1

Let's say I have a working directory:

/home/userID/workingDirectory

I type a mv command that will affect the parent directory of the current working directory and the working directory itself:

mv .* /tmp/someDirectory

When executed, the command moves the content of both directories /home/userID and /home/userID/workingDirectory because .* is a match of the .. link in the current directory.

So far so good.

But, what I don't understand is why the files and directories are moved to the parent of the argument?

The files appear inside /tmp instead of /tmp/someDirectory

Can anybody throw some light?

OS is Solaris.

Thanks

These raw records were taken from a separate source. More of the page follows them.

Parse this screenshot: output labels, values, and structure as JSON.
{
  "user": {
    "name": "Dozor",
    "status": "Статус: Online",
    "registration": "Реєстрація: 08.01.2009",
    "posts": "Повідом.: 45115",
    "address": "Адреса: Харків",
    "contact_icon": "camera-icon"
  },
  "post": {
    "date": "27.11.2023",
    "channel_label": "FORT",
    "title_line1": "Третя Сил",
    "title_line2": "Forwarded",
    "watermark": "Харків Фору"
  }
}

4
  • 1
    Don't have solaris at hand so cannot verify, but you create all structure at the destination, so in particular move content of the parent directory ../* to /tmp/someDirectory/../* which is /tmp/*.
    – jimmij
    Sep 22, 2018 at 3:28
  • Ah, so. When mv goes to the destination path; it's using the argument to recreate the directory structure. And, as the argument to recreate the structure has itself a ../* then it's being interpreted as: /tmp/someDirectory/../* which will point to /tmp because is using the .. link inside /tmp/someDirectory. Am I correct?
    – Aeross
    Sep 22, 2018 at 3:58
  • 1
    I'm not sure about that interpretation. Can you verify the expansion of the glob with something like echo .* /tmp/someDirectory?
    – Sparhawk
    Sep 22, 2018 at 4:18
  • I have access to the servers until monday haha... Posted the question here at home because it was bothering me all the way here.
    – Aeross
    Sep 22, 2018 at 4:35

1 Answer 1

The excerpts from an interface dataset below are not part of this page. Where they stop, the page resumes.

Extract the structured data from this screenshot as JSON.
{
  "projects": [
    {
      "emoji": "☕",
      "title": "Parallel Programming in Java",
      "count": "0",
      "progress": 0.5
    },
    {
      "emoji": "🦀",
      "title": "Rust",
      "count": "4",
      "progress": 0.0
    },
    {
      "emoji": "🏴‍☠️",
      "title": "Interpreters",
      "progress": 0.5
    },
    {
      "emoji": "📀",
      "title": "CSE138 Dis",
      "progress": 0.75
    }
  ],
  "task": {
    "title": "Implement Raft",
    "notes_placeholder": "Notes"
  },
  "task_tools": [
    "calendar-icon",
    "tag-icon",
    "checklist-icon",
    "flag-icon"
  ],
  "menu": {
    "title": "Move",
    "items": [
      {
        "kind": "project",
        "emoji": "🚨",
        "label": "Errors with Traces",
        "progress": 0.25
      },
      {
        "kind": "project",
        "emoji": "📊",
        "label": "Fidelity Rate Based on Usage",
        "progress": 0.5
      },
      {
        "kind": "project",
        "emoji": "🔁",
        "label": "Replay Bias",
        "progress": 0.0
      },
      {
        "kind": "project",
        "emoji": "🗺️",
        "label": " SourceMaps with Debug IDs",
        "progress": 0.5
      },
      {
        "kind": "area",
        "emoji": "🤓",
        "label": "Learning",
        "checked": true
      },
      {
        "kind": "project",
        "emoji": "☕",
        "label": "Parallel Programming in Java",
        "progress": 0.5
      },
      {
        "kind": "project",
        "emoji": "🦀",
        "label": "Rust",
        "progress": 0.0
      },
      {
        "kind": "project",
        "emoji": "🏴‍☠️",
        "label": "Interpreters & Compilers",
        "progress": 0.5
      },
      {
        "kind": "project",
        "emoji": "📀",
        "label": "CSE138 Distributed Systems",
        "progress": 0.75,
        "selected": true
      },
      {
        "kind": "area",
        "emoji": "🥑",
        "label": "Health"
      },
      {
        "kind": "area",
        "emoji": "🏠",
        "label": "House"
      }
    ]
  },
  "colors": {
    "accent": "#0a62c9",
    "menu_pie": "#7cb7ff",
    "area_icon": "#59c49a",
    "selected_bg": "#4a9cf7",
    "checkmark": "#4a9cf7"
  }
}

3

Because basically the system is doing the following when using .*. renameat(AT_FDCWD, "../workingDirectory", AT_FDCWD, "/tmp/narf/../workingDirectory") Err#18 EXDEV Thus it's moved to /tmp/workingDirectory instead of /tmp/narf

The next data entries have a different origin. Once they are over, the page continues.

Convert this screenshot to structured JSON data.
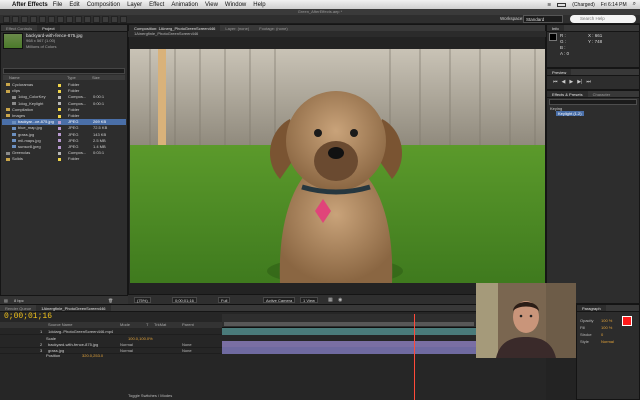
{
  "menubar": {
    "app": "After Effects",
    "items": [
      "File",
      "Edit",
      "Composition",
      "Layer",
      "Effect",
      "Animation",
      "View",
      "Window",
      "Help"
    ],
    "battery": "(Charged)",
    "clock": "Fri 6:14 PM"
  },
  "window_title": "Green_AfterEffects.aep *",
  "workspace": {
    "label": "Workspace:",
    "value": "Standard"
  },
  "search_help": {
    "placeholder": "Search Help"
  },
  "project": {
    "tabs": [
      "Project",
      "Effect Controls"
    ],
    "selected_name": "backyard-with-fence-875.jpg",
    "selected_meta": "968 x 567 (1.00)",
    "selected_colors": "Millions of Colors",
    "columns": [
      "Name",
      "Type",
      "Size"
    ],
    "rows": [
      {
        "name": "Cycloramas",
        "type": "Folder",
        "size": "",
        "tag": "#f0d54a",
        "kind": "folder",
        "indent": 0
      },
      {
        "name": "clips",
        "type": "Folder",
        "size": "",
        "tag": "#f0d54a",
        "kind": "folder",
        "indent": 0
      },
      {
        "name": "1dog_ColorKey",
        "type": "Compos...",
        "size": "0:00:1",
        "tag": "#b7b7b7",
        "kind": "comp",
        "indent": 1
      },
      {
        "name": "1dog_Keylight",
        "type": "Compos...",
        "size": "0:00:1",
        "tag": "#b7b7b7",
        "kind": "comp",
        "indent": 1
      },
      {
        "name": "Compilation",
        "type": "Folder",
        "size": "",
        "tag": "#f0d54a",
        "kind": "folder",
        "indent": 0
      },
      {
        "name": "Images",
        "type": "Folder",
        "size": "",
        "tag": "#f0d54a",
        "kind": "folder",
        "indent": 0
      },
      {
        "name": "backyar...ce-875.jpg",
        "type": "JPEG",
        "size": "269 KB",
        "tag": "#b89ad1",
        "kind": "file",
        "indent": 1,
        "selected": true
      },
      {
        "name": "blue_map.jpg",
        "type": "JPEG",
        "size": "72.5 KB",
        "tag": "#b89ad1",
        "kind": "file",
        "indent": 1
      },
      {
        "name": "grass.jpg",
        "type": "JPEG",
        "size": "143 KB",
        "tag": "#b89ad1",
        "kind": "file",
        "indent": 1
      },
      {
        "name": "mil-maps.jpg",
        "type": "JPEG",
        "size": "2.5 MB",
        "tag": "#b89ad1",
        "kind": "file",
        "indent": 1
      },
      {
        "name": "sunscr8.jpeg",
        "type": "JPEG",
        "size": "1.4 MB",
        "tag": "#b89ad1",
        "kind": "file",
        "indent": 1
      },
      {
        "name": "Greenclas",
        "type": "Compos...",
        "size": "0:03:1",
        "tag": "#b7b7b7",
        "kind": "comp",
        "indent": 0
      },
      {
        "name": "Solids",
        "type": "Folder",
        "size": "",
        "tag": "#f0d54a",
        "kind": "folder",
        "indent": 0
      }
    ],
    "bpc": "8 bpc"
  },
  "viewer": {
    "tabs": [
      "Composition: 1Ainerg_PhotoGreenScreen446",
      "Layer: (none)",
      "Footage: (none)"
    ],
    "sub_label": "1Ainergfinle_PhotoGreenScreen446",
    "zoom": "(75%)",
    "timecode": "0;00;01;16",
    "resolution": "Full",
    "camera": "Active Camera",
    "views": "1 View"
  },
  "info": {
    "tab": "Info",
    "r": "R :",
    "g": "G :",
    "b": "B :",
    "a": "A : 0",
    "x": "X : 661",
    "y": "Y : 748"
  },
  "preview": {
    "tab": "Preview"
  },
  "effects": {
    "tabs": [
      "Effects & Presets",
      "Character"
    ],
    "category": "Keying",
    "item": "Keylight (1.2)"
  },
  "timeline": {
    "tabs": [
      "Render Queue",
      "1Ainergfinle_PhotoGreenScreen446"
    ],
    "time": "0;00;01;16",
    "columns": [
      "Source Name",
      "Mode",
      "T",
      "TrkMat",
      "Parent"
    ],
    "layers": [
      {
        "num": "1",
        "name": "1dclarg..PhotoGreenScreen446.mp4",
        "mode": "Normal",
        "parent": "None",
        "color": "#4a7b7a"
      },
      {
        "num": "2",
        "name": "backyard-with-fence-875.jpg",
        "mode": "Normal",
        "parent": "None",
        "color": "#7a6fa3"
      },
      {
        "num": "3",
        "name": "grass.jpg",
        "mode": "Normal",
        "parent": "None",
        "color": "#6f6aa0"
      }
    ],
    "props": [
      {
        "name": "Scale",
        "value": "100.0,100.0%"
      },
      {
        "name": "Position",
        "value": "320.0,253.0"
      }
    ],
    "toggle": "Toggle Switches / Modes"
  },
  "right_bottom": {
    "tab": "Paragraph",
    "labels": [
      "Opacity",
      "Fill",
      "Stroke",
      "Style"
    ],
    "values": [
      "100 %",
      "100 %",
      "0",
      "Normal"
    ]
  },
  "colors": {
    "accent": "#f1c21b",
    "selection": "#4a6fa8",
    "playhead": "#ff4a3a",
    "fill_swatch": "#ff1a1a"
  }
}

2
  • To be precise, given that the target is /tmp, the mv command probably first attempts your posted renameat() system call, which likely fails with errno set to EXDEV since /tmp is almost certainly on a different file system. The mv command will then copy the file(s), and if successful delete the original(s). Sep 23, 2018 at 22:21
  • Obviously. Otherwise it wouldn't throw the EXDEV. But it shows the directory string with the ".."
    – c0t0d0s0
    Sep 24, 2018 at 2:47

You must log in to answer this question.

Not the answer you're looking for? Browse other questions tagged .